## Exercise details
Exactly as shown below, retype every line of the data.

[Interface dataset entries]
========
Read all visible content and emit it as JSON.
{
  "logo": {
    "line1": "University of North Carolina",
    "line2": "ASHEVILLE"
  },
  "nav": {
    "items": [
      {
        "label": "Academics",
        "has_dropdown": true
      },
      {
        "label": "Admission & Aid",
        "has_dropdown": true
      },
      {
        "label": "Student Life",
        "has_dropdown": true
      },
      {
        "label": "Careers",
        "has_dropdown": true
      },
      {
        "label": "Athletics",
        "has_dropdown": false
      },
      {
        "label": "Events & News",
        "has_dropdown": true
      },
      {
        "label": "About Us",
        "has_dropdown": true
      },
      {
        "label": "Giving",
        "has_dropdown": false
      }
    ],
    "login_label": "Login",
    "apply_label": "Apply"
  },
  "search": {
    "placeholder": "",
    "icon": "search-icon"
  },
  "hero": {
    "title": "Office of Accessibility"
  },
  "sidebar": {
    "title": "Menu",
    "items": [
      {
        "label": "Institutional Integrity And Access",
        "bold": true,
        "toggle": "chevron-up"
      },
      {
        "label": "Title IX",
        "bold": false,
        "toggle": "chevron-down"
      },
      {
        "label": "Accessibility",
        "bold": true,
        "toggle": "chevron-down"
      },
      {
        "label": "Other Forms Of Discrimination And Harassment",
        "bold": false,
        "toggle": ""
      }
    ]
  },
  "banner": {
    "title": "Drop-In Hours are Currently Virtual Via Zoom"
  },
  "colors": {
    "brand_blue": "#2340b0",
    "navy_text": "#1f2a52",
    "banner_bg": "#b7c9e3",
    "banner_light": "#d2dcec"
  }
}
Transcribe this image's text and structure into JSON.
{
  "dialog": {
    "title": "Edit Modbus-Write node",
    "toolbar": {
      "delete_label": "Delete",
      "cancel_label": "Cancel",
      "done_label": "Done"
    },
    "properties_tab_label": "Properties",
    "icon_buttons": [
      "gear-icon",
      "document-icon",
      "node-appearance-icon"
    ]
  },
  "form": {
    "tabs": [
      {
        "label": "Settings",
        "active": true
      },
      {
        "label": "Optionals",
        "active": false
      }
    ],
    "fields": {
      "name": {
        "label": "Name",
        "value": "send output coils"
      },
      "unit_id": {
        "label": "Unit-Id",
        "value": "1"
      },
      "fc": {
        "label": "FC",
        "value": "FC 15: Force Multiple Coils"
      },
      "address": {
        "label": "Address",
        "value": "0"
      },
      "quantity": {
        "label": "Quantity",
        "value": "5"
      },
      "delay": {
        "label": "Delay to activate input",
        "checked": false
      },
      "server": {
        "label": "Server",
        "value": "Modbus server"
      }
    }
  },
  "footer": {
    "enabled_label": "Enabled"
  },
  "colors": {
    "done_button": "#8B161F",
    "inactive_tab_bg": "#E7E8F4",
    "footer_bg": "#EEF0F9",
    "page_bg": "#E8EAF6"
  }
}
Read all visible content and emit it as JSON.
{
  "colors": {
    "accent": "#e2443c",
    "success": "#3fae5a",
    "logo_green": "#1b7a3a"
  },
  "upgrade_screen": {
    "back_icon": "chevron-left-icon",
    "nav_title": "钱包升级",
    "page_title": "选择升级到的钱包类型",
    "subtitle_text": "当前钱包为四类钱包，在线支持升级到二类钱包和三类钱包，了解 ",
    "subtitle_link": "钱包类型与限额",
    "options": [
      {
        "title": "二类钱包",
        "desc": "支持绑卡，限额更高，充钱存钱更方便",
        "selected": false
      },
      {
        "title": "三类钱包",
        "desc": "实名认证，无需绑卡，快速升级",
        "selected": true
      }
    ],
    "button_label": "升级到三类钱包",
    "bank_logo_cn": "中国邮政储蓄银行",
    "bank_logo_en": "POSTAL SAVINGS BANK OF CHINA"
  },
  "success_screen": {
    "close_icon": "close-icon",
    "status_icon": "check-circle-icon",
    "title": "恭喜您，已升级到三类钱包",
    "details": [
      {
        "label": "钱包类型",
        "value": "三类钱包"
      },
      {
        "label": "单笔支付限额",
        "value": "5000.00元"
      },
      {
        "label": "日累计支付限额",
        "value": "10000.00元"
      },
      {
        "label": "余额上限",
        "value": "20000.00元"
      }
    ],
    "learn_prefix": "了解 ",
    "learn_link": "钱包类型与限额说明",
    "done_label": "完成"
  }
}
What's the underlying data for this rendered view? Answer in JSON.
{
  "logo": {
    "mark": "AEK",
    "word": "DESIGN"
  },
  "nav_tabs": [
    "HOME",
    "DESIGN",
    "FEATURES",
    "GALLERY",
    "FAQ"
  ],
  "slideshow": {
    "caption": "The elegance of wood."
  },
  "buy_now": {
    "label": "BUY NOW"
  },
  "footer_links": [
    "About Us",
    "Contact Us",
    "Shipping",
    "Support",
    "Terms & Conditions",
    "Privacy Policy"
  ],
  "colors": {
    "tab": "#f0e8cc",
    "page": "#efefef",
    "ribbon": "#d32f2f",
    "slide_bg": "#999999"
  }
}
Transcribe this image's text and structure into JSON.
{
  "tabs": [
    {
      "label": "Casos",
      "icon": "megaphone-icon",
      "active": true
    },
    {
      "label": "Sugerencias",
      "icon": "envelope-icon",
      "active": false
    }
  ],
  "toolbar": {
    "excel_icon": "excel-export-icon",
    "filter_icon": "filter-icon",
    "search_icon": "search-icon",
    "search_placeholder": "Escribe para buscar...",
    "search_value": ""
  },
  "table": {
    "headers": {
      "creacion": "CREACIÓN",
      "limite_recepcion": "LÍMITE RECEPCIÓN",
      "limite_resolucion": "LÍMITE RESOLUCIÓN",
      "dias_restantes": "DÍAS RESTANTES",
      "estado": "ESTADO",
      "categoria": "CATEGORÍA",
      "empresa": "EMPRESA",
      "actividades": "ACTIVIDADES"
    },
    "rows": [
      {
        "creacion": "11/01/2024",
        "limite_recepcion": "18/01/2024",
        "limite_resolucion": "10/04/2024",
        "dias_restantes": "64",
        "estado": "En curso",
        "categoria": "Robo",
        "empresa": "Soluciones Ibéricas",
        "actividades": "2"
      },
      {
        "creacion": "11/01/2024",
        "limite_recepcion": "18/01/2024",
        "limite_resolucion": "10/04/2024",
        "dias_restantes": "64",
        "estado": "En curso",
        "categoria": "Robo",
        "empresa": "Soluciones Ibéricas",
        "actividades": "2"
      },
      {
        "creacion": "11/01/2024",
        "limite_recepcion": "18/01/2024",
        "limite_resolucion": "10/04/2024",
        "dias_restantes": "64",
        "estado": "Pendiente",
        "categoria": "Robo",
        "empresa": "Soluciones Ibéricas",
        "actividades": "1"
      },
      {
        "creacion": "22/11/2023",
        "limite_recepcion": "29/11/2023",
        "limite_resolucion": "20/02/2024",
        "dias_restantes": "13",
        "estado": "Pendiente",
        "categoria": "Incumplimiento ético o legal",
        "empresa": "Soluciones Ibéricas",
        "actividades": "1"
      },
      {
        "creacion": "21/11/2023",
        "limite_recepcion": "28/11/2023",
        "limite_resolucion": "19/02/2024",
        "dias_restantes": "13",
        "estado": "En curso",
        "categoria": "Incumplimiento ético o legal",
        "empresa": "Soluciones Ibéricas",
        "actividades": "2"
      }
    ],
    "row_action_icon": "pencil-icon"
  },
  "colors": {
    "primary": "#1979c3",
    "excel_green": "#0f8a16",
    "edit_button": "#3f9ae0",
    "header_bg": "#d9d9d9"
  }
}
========
## Answer for the task
Read all visible content and emit it as JSON.
{
  "logo": {
    "line1": "University of North Carolina",
    "line2": "ASHEVILLE"
  },
  "nav": {
    "items": [
      {
        "label": "Academics",
        "has_dropdown": true
      },
      {
        "label": "Admission & Aid",
        "has_dropdown": true
      },
      {
        "label": "Student Life",
        "has_dropdown": true
      },
      {
        "label": "Careers",
        "has_dropdown": true
      },
      {
        "label": "Athletics",
        "has_dropdown": false
      },
      {
        "label": "Events & News",
        "has_dropdown": true
      },
      {
        "label": "About Us",
        "has_dropdown": true
      },
      {
        "label": "Giving",
        "has_dropdown": false
      }
    ],
    "login_label": "Login",
    "apply_label": "Apply"
  },
  "search": {
    "placeholder": "",
    "icon": "search-icon"
  },
  "hero": {
    "title": "Office of Accessibility"
  },
  "sidebar": {
    "title": "Menu",
    "items": [
      {
        "label": "Institutional Integrity And Access",
        "bold": true,
        "toggle": "chevron-up"
      },
      {
        "label": "Title IX",
        "bold": false,
        "toggle": "chevron-down"
      },
      {
        "label": "Accessibility",
        "bold": true,
        "toggle": "chevron-down"
      },
      {
        "label": "Other Forms Of Discrimination And Harassment",
        "bold": false,
        "toggle": ""
      }
    ]
  },
  "banner": {
    "title": "Drop-In Hours are Currently Virtual Via Zoom"
  },
  "colors": {
    "brand_blue": "#2340b0",
    "navy_text": "#1f2a52",
    "banner_bg": "#b7c9e3",
    "banner_light": "#d2dcec"
  }
}
Transcribe this image's text and structure into JSON.
{
  "dialog": {
    "title": "Edit Modbus-Write node",
    "toolbar": {
      "delete_label": "Delete",
      "cancel_label": "Cancel",
      "done_label": "Done"
    },
    "properties_tab_label": "Properties",
    "icon_buttons": [
      "gear-icon",
      "document-icon",
      "node-appearance-icon"
    ]
  },
  "form": {
    "tabs": [
      {
        "label": "Settings",
        "active": true
      },
      {
        "label": "Optionals",
        "active": false
      }
    ],
    "fields": {
      "name": {
        "label": "Name",
        "value": "send output coils"
      },
      "unit_id": {
        "label": "Unit-Id",
        "value": "1"
      },
      "fc": {
        "label": "FC",
        "value": "FC 15: Force Multiple Coils"
      },
      "address": {
        "label": "Address",
        "value": "0"
      },
      "quantity": {
        "label": "Quantity",
        "value": "5"
      },
      "delay": {
        "label": "Delay to activate input",
        "checked": false
      },
      "server": {
        "label": "Server",
        "value": "Modbus server"
      }
    }
  },
  "footer": {
    "enabled_label": "Enabled"
  },
  "colors": {
    "done_button": "#8B161F",
    "inactive_tab_bg": "#E7E8F4",
    "footer_bg": "#EEF0F9",
    "page_bg": "#E8EAF6"
  }
}
Read all visible content and emit it as JSON.
{
  "colors": {
    "accent": "#e2443c",
    "success": "#3fae5a",
    "logo_green": "#1b7a3a"
  },
  "upgrade_screen": {
    "back_icon": "chevron-left-icon",
    "nav_title": "钱包升级",
    "page_title": "选择升级到的钱包类型",
    "subtitle_text": "当前钱包为四类钱包，在线支持升级到二类钱包和三类钱包，了解 ",
    "subtitle_link": "钱包类型与限额",
    "options": [
      {
        "title": "二类钱包",
        "desc": "支持绑卡，限额更高，充钱存钱更方便",
        "selected": false
      },
      {
        "title": "三类钱包",
        "desc": "实名认证，无需绑卡，快速升级",
        "selected": true
      }
    ],
    "button_label": "升级到三类钱包",
    "bank_logo_cn": "中国邮政储蓄银行",
    "bank_logo_en": "POSTAL SAVINGS BANK OF CHINA"
  },
  "success_screen": {
    "close_icon": "close-icon",
    "status_icon": "check-circle-icon",
    "title": "恭喜您，已升级到三类钱包",
    "details": [
      {
        "label": "钱包类型",
        "value": "三类钱包"
      },
      {
        "label": "单笔支付限额",
        "value": "5000.00元"
      },
      {
        "label": "日累计支付限额",
        "value": "10000.00元"
      },
      {
        "label": "余额上限",
        "value": "20000.00元"
      }
    ],
    "learn_prefix": "了解 ",
    "learn_link": "钱包类型与限额说明",
    "done_label": "完成"
  }
}
What's the underlying data for this rendered view? Answer in JSON.
{
  "logo": {
    "mark": "AEK",
    "word": "DESIGN"
  },
  "nav_tabs": [
    "HOME",
    "DESIGN",
    "FEATURES",
    "GALLERY",
    "FAQ"
  ],
  "slideshow": {
    "caption": "The elegance of wood."
  },
  "buy_now": {
    "label": "BUY NOW"
  },
  "footer_links": [
    "About Us",
    "Contact Us",
    "Shipping",
    "Support",
    "Terms & Conditions",
    "Privacy Policy"
  ],
  "colors": {
    "tab": "#f0e8cc",
    "page": "#efefef",
    "ribbon": "#d32f2f",
    "slide_bg": "#999999"
  }
}
Transcribe this image's text and structure into JSON.
{
  "tabs": [
    {
      "label": "Casos",
      "icon": "megaphone-icon",
      "active": true
    },
    {
      "label": "Sugerencias",
      "icon": "envelope-icon",
      "active": false
    }
  ],
  "toolbar": {
    "excel_icon": "excel-export-icon",
    "filter_icon": "filter-icon",
    "search_icon": "search-icon",
    "search_placeholder": "Escribe para buscar...",
    "search_value": ""
  },
  "table": {
    "headers": {
      "creacion": "CREACIÓN",
      "limite_recepcion": "LÍMITE RECEPCIÓN",
      "limite_resolucion": "LÍMITE RESOLUCIÓN",
      "dias_restantes": "DÍAS RESTANTES",
      "estado": "ESTADO",
      "categoria": "CATEGORÍA",
      "empresa": "EMPRESA",
      "actividades": "ACTIVIDADES"
    },
    "rows": [
      {
        "creacion": "11/01/2024",
        "limite_recepcion": "18/01/2024",
        "limite_resolucion": "10/04/2024",
        "dias_restantes": "64",
        "estado": "En curso",
        "categoria": "Robo",
        "empresa": "Soluciones Ibéricas",
        "actividades": "2"
      },
      {
        "creacion": "11/01/2024",
        "limite_recepcion": "18/01/2024",
        "limite_resolucion": "10/04/2024",
        "dias_restantes": "64",
        "estado": "En curso",
        "categoria": "Robo",
        "empresa": "Soluciones Ibéricas",
        "actividades": "2"
      },
      {
        "creacion": "11/01/2024",
        "limite_recepcion": "18/01/2024",
        "limite_resolucion": "10/04/2024",
        "dias_restantes": "64",
        "estado": "Pendiente",
        "categoria": "Robo",
        "empresa": "Soluciones Ibéricas",
        "actividades": "1"
      },
      {
        "creacion": "22/11/2023",
        "limite_recepcion": "29/11/2023",
        "limite_resolucion": "20/02/2024",
        "dias_restantes": "13",
        "estado": "Pendiente",
        "categoria": "Incumplimiento ético o legal",
        "empresa": "Soluciones Ibéricas",
        "actividades": "1"
      },
      {
        "creacion": "21/11/2023",
        "limite_recepcion": "28/11/2023",
        "limite_resolucion": "19/02/2024",
        "dias_restantes": "13",
        "estado": "En curso",
        "categoria": "Incumplimiento ético o legal",
        "empresa": "Soluciones Ibéricas",
        "actividades": "2"
      }
    ],
    "row_action_icon": "pencil-icon"
  },
  "colors": {
    "primary": "#1979c3",
    "excel_green": "#0f8a16",
    "edit_button": "#3f9ae0",
    "header_bg": "#d9d9d9"
  }
}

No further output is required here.